We’re only just beginning to dig in, but we wanted to flag a few issues of most interest to enrollment stakeholders:
- The initial open enrollment period for exchanges will be October 1, 2013 to March 31, 2014. This is one month longer than was originally proposed, which means there will be more time to enroll more people.
- Open enrollment for subsequent years will be October 15 to December 7. Again, this is the longest of the periods that CMS was considering. It is also aligned with the Medicare open enrollment period, which may make public education efforts easier.
- The rule sets stronger accessibility standards for the exchange website, call center, outreach and enrollment efforts, and other consumer assistance functions. Information has to be provided to people in plain language, and it must be accessible for people with disabilities and people with limited English proficiency. This means that oral interpretation and written translations must be available at no cost to consumers, and exchanges must provide taglines in non-English languages to let consumers know that these services are available.
- Exchanges will be able to rely on attestations to a greater extent than originally proposed. Exchanges will accept an applicant’s attestation of information (other than citizenship and immigration status) in cases when there is an inconsistency, and information to resolve the inconsistency doesn’t exist or isn’t readily available. This reduces the paperwork burden on consumers, making it easier for them to enroll.
- More opportunities to comment.
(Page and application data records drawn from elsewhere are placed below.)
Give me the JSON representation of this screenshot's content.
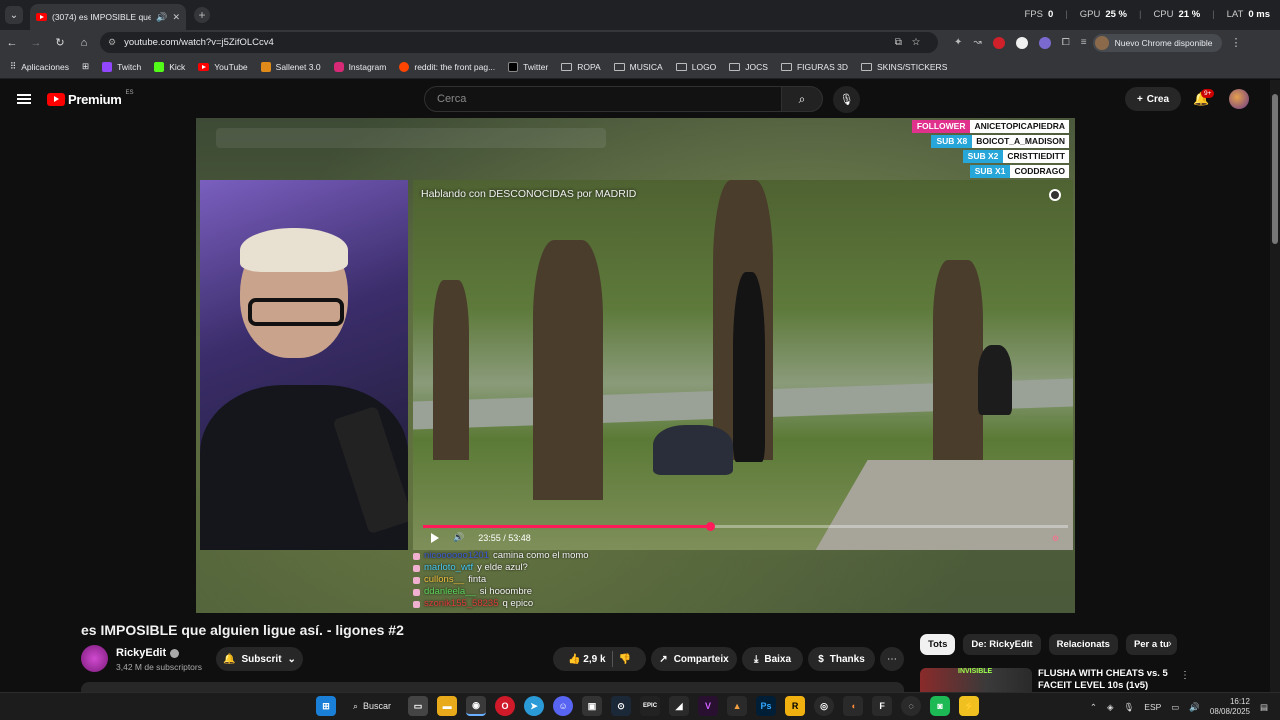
{
  "browser": {
    "tab_title": "(3074) es IMPOSIBLE que a",
    "url": "youtube.com/watch?v=j5ZifOLCcv4",
    "chrome_update_label": "Nuevo Chrome disponible",
    "perf": [
      {
        "label": "FPS",
        "value": "0"
      },
      {
        "label": "GPU",
        "value": "25 %"
      },
      {
        "label": "CPU",
        "value": "21 %"
      },
      {
        "label": "LAT",
        "value": "0 ms"
      }
    ]
  },
  "bookmarks": [
    "Aplicaciones",
    "Twitch",
    "Kick",
    "YouTube",
    "Sallenet 3.0",
    "Instagram",
    "reddit: the front pag...",
    "Twitter",
    "ROPA",
    "MUSICA",
    "LOGO",
    "JOCS",
    "FIGURAS 3D",
    "SKINS/STICKERS"
  ],
  "youtube_header": {
    "logo_text": "Premium",
    "logo_region": "ES",
    "search_placeholder": "Cerca",
    "create_label": "Crea",
    "notifications_badge": "9+"
  },
  "video": {
    "scene_title": "Hablando con DESCONOCIDAS por MADRID",
    "time": "23:55 / 53:48",
    "progress": 0.445,
    "alerts": [
      {
        "tag": "FOLLOWER",
        "name": "ANICETOPICAPIEDRA",
        "color": "#e0328c"
      },
      {
        "tag": "SUB X8",
        "name": "BOICOT_A_MADISON",
        "color": "#27a6d9"
      },
      {
        "tag": "SUB X2",
        "name": "CRISTTIEDITT",
        "color": "#27a6d9"
      },
      {
        "tag": "SUB X1",
        "name": "CODDRAGO",
        "color": "#27a6d9"
      }
    ],
    "chat": [
      {
        "user": "nicoooooo1201",
        "msg": "camina como el momo",
        "color": "#3b5bd6"
      },
      {
        "user": "marloto_wtf",
        "msg": "y elde azul?",
        "color": "#45c8f0"
      },
      {
        "user": "cullons__",
        "msg": "finta",
        "color": "#f0c040"
      },
      {
        "user": "ddanleela__",
        "msg": "si hooombre",
        "color": "#5cd65c"
      },
      {
        "user": "szonik155_58235",
        "msg": "q epico",
        "color": "#e03c3c"
      }
    ]
  },
  "watch": {
    "title": "es IMPOSIBLE que alguien ligue así. - ligones #2",
    "channel": "RickyEdit",
    "subscribers": "3,42 M de subscriptors",
    "subscribe_label": "Subscrit",
    "likes": "2,9 k",
    "share_label": "Comparteix",
    "download_label": "Baixa",
    "thanks_label": "Thanks"
  },
  "related": {
    "chips": [
      "Tots",
      "De: RickyEdit",
      "Relacionats",
      "Per a tu"
    ],
    "first_video_title": "FLUSHA WITH CHEATS vs. 5 FACEIT LEVEL 10s (1v5)",
    "first_video_thumb_label": "INVISIBLE"
  },
  "taskbar": {
    "search_label": "Buscar",
    "language": "ESP",
    "time": "16:12",
    "date": "08/08/2025"
  }
}
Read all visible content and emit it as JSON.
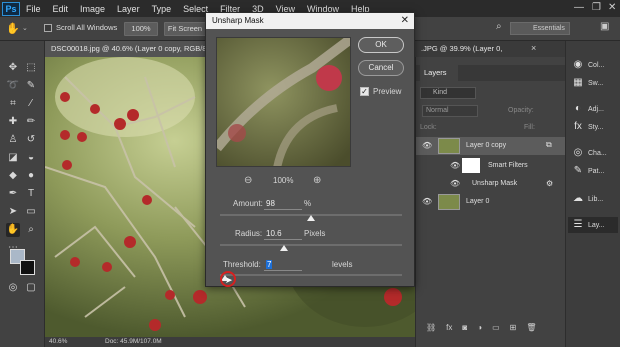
{
  "menubar": {
    "logo": "Ps",
    "items": [
      "File",
      "Edit",
      "Image",
      "Layer",
      "Type",
      "Select",
      "Filter",
      "3D",
      "View",
      "Window",
      "Help"
    ]
  },
  "options": {
    "scroll_all_windows": "Scroll All Windows",
    "zoom_pct": "100%",
    "fit_screen": "Fit Screen",
    "workspace": "Essentials"
  },
  "tabs": {
    "active": "DSC00018.jpg @ 40.6% (Layer 0 copy, RGB/8",
    "other": ".JPG @ 39.9% (Layer 0, "
  },
  "dialog": {
    "title": "Unsharp Mask",
    "ok": "OK",
    "cancel": "Cancel",
    "preview_label": "Preview",
    "preview_checked": true,
    "zoom": "100%",
    "amount_label": "Amount:",
    "amount_value": "98",
    "amount_unit": "%",
    "amount_level": 0.5,
    "radius_label": "Radius:",
    "radius_value": "10.6",
    "radius_unit": "Pixels",
    "radius_level": 0.35,
    "threshold_label": "Threshold:",
    "threshold_value": "7",
    "threshold_unit": "levels",
    "threshold_level": 0.03
  },
  "layers": {
    "title": "Layers",
    "kind": "Kind",
    "blend": "Normal",
    "opacity_label": "Opacity:",
    "lock_label": "Lock:",
    "fill_label": "Fill:",
    "rows": {
      "copy": "Layer 0 copy",
      "smart_filters": "Smart Filters",
      "unsharp": "Unsharp Mask",
      "base": "Layer 0"
    }
  },
  "panel_strip": [
    "Col...",
    "Sw...",
    "Adj...",
    "Sty...",
    "Cha...",
    "Pat...",
    "Lib...",
    "Lay..."
  ],
  "status": {
    "zoom": "40.6%",
    "doc": "Doc: 45.9M/107.0M"
  },
  "colors": {
    "accent": "#31a8ff",
    "panel": "#424242",
    "menubar": "#2b2b2b",
    "highlight_ring": "#d62020"
  }
}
Eight discrete sections of the regulation remain open for public comment for 45 days after the regulation is published in the Federal Register (which is scheduled to happen March 27; those who want to comment have about eight weeks to do so). These interim final rules are almost all related to enrollment, and therefore they warrant special attention:
– 155.220(a)(3): On the role of agents and brokers in assisting people with enrollment in an exchange plan
– 155.300(b): On coordination with Medicaid and CHIP regulations
– 155.302: On an option for exchanges to conduct Medicaid and CHIP eligibility “assessments” rather than determinations
– 155.305(g): On eligibility for cost-sharing reductions
– 155.310(e): On timeliness standards for exchange eligibility determinations
– 155.315(g): On accepting attestations in special circumstances
– 155.340(d): On timeliness standards for transferring information about premium tax credits and cost-sharing reductions
– 155.345(a) and §155.345(g): On agreements between exchanges and other agencies administering health coverage programs
There’s much, much more in this regulation (it is 644 pages long, after all), and the parallel Medicaid eligibility regulation will likely be released soon. It will be important to read these two regulations together to get a more complete picture of how enrollment and eligibility should work. We’ll blog again after we have more time to really sink our teeth in. Until then, happy reading!]]>